**DIRECTIONS**
Every line in the data below that has the word "them" should be returned.

◇ ◇ ◇ ◇ ◇

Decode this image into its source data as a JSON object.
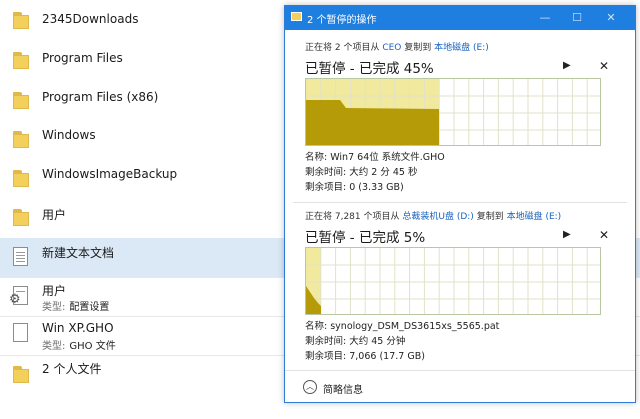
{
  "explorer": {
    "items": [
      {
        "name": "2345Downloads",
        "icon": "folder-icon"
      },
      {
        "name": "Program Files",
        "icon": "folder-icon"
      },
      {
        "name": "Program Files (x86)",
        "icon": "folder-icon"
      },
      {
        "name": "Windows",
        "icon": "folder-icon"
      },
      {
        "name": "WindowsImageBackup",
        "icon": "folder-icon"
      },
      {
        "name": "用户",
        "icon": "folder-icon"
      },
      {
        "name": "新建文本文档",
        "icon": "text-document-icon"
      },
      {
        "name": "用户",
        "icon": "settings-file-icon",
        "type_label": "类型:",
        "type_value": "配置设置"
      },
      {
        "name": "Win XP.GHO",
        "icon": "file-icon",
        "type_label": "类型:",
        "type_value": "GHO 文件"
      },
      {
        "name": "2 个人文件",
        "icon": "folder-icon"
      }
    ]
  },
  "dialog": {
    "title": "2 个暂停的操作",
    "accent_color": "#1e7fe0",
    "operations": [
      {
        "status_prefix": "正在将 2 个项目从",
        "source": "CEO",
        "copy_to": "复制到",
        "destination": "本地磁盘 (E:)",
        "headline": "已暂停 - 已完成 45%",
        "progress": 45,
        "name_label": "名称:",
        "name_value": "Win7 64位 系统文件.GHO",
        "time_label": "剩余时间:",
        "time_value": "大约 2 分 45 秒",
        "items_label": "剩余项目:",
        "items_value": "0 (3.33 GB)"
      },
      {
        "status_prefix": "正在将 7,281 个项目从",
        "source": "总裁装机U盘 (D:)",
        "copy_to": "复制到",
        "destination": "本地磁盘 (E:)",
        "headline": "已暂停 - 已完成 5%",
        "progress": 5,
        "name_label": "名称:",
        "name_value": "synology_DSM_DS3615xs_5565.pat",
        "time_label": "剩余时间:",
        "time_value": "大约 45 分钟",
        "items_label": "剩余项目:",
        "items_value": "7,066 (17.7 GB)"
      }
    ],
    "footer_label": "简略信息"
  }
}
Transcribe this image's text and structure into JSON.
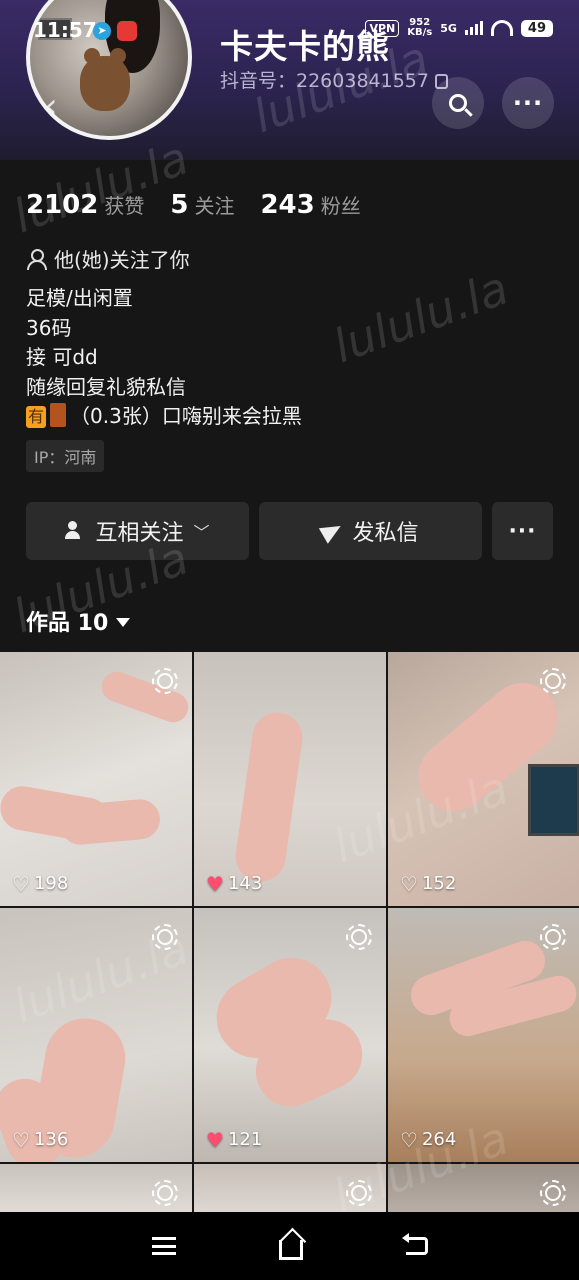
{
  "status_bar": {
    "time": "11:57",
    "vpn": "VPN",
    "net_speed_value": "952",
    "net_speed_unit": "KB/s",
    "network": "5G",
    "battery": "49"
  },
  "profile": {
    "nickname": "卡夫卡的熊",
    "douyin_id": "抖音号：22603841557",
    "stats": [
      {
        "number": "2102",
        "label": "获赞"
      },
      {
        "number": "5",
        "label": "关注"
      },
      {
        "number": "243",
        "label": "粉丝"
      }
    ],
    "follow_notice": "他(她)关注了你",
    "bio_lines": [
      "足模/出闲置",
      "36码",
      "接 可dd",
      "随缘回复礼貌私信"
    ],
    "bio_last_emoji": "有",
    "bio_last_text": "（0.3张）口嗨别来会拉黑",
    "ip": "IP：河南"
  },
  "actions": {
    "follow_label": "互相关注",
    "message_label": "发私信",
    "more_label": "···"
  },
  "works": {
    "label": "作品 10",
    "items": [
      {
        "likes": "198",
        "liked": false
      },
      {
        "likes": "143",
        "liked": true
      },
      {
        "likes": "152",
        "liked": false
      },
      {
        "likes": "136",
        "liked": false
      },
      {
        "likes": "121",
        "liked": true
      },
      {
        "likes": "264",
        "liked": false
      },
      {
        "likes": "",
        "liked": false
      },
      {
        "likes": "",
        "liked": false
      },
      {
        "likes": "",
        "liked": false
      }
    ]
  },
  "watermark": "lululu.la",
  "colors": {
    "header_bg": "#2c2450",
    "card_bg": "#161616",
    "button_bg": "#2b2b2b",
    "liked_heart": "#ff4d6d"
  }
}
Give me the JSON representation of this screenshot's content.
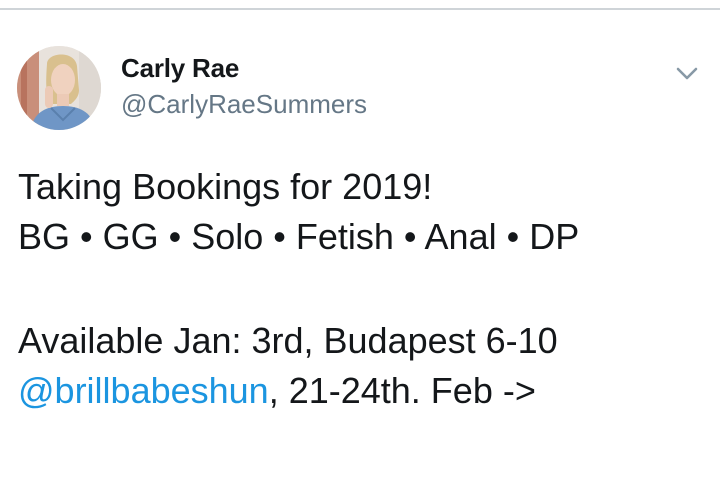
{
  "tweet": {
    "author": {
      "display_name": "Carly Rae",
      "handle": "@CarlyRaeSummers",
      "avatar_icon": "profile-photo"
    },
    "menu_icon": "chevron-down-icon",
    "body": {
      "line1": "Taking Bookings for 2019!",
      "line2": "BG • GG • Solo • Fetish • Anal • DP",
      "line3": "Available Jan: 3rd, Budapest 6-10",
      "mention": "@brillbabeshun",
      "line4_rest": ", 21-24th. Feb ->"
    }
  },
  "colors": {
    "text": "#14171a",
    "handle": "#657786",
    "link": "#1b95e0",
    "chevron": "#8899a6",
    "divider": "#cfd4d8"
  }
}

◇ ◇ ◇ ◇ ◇

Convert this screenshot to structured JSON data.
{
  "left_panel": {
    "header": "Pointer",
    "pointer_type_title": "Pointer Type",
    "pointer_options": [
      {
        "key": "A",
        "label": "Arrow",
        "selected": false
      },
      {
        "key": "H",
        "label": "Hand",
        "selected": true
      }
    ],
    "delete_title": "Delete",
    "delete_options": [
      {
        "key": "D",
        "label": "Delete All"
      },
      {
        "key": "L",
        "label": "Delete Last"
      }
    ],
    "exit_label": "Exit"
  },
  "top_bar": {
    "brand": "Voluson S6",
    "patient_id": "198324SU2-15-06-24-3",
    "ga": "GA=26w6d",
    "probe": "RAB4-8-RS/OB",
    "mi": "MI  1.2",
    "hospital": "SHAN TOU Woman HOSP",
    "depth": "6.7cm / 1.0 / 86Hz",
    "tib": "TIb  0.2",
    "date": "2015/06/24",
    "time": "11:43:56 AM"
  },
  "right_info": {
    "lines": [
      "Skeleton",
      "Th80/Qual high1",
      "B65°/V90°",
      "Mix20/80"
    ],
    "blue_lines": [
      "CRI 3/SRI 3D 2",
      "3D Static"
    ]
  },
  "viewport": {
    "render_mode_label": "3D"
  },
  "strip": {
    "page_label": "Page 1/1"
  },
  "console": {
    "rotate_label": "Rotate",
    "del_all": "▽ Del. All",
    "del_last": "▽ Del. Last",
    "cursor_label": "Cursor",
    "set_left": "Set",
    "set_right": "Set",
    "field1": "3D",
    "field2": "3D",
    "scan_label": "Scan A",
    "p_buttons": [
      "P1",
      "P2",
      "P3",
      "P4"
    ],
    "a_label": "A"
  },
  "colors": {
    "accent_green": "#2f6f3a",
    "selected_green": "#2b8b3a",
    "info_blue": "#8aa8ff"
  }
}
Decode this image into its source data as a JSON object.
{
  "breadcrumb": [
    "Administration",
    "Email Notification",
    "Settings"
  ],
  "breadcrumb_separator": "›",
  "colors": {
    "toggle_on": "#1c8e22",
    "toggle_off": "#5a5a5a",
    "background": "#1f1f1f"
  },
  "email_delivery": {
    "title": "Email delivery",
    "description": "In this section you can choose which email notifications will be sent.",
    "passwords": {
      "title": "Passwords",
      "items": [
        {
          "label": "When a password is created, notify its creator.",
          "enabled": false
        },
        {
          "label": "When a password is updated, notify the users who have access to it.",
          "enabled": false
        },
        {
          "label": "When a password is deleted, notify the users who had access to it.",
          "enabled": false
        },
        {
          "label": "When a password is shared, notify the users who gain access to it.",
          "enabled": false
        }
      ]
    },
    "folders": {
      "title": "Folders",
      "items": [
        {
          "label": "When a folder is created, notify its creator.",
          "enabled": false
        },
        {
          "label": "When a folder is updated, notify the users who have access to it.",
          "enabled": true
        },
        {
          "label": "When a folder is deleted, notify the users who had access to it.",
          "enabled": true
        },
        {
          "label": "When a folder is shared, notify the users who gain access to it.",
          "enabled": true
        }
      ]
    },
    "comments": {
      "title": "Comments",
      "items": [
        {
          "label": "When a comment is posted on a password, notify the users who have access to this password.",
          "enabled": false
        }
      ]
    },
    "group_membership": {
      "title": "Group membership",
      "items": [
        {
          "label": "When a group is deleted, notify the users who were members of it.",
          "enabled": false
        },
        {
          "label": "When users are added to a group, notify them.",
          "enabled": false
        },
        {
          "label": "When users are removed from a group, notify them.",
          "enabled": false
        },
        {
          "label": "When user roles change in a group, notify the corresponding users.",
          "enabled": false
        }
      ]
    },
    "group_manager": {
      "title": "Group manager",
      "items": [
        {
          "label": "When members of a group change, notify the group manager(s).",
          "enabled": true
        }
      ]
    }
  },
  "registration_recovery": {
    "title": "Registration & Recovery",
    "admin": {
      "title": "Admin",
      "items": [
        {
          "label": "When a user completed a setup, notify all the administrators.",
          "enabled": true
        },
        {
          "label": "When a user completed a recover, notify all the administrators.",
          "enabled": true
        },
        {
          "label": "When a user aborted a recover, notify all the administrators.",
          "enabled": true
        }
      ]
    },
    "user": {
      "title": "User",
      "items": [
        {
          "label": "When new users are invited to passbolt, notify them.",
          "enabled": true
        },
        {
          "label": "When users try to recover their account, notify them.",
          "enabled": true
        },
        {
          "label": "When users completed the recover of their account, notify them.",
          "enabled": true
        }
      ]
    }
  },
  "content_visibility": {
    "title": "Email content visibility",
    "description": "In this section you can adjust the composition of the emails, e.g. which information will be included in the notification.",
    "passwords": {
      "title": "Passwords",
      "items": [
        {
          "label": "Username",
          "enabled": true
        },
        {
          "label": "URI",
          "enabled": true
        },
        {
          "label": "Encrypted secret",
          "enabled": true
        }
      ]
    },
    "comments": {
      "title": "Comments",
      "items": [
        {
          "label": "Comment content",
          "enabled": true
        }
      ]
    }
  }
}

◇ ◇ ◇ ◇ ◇

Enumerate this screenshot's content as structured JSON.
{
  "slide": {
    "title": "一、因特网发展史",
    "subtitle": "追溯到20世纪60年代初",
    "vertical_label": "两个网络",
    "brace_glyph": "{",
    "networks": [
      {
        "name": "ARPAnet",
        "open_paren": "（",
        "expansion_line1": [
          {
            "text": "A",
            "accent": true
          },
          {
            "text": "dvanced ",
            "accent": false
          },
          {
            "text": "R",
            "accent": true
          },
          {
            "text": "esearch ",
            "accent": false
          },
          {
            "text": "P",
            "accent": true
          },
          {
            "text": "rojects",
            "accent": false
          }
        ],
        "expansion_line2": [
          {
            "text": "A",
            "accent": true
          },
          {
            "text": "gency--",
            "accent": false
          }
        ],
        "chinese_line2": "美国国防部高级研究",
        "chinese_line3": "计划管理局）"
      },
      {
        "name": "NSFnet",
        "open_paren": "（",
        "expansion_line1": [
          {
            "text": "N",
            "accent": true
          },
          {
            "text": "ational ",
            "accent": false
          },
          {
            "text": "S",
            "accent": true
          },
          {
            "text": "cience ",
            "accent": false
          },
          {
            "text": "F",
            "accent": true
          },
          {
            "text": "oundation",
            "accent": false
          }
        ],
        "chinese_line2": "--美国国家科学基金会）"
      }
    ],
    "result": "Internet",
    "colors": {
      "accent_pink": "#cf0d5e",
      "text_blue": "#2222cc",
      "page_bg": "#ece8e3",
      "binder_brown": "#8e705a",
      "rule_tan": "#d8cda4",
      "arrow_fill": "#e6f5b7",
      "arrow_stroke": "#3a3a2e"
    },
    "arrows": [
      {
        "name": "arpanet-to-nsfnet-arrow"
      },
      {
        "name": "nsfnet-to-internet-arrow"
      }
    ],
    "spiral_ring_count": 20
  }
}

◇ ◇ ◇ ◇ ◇

**THE COMPLETED TASK**
          "label": "When users are added to a group, notify them.",
          "label": "When users are removed from a group, notify them.",
          "label": "When new users are invited to passbolt, notify them.",
          "label": "When users try to recover their account, notify them.",
          "label": "When users completed the recover of their account, notify them.",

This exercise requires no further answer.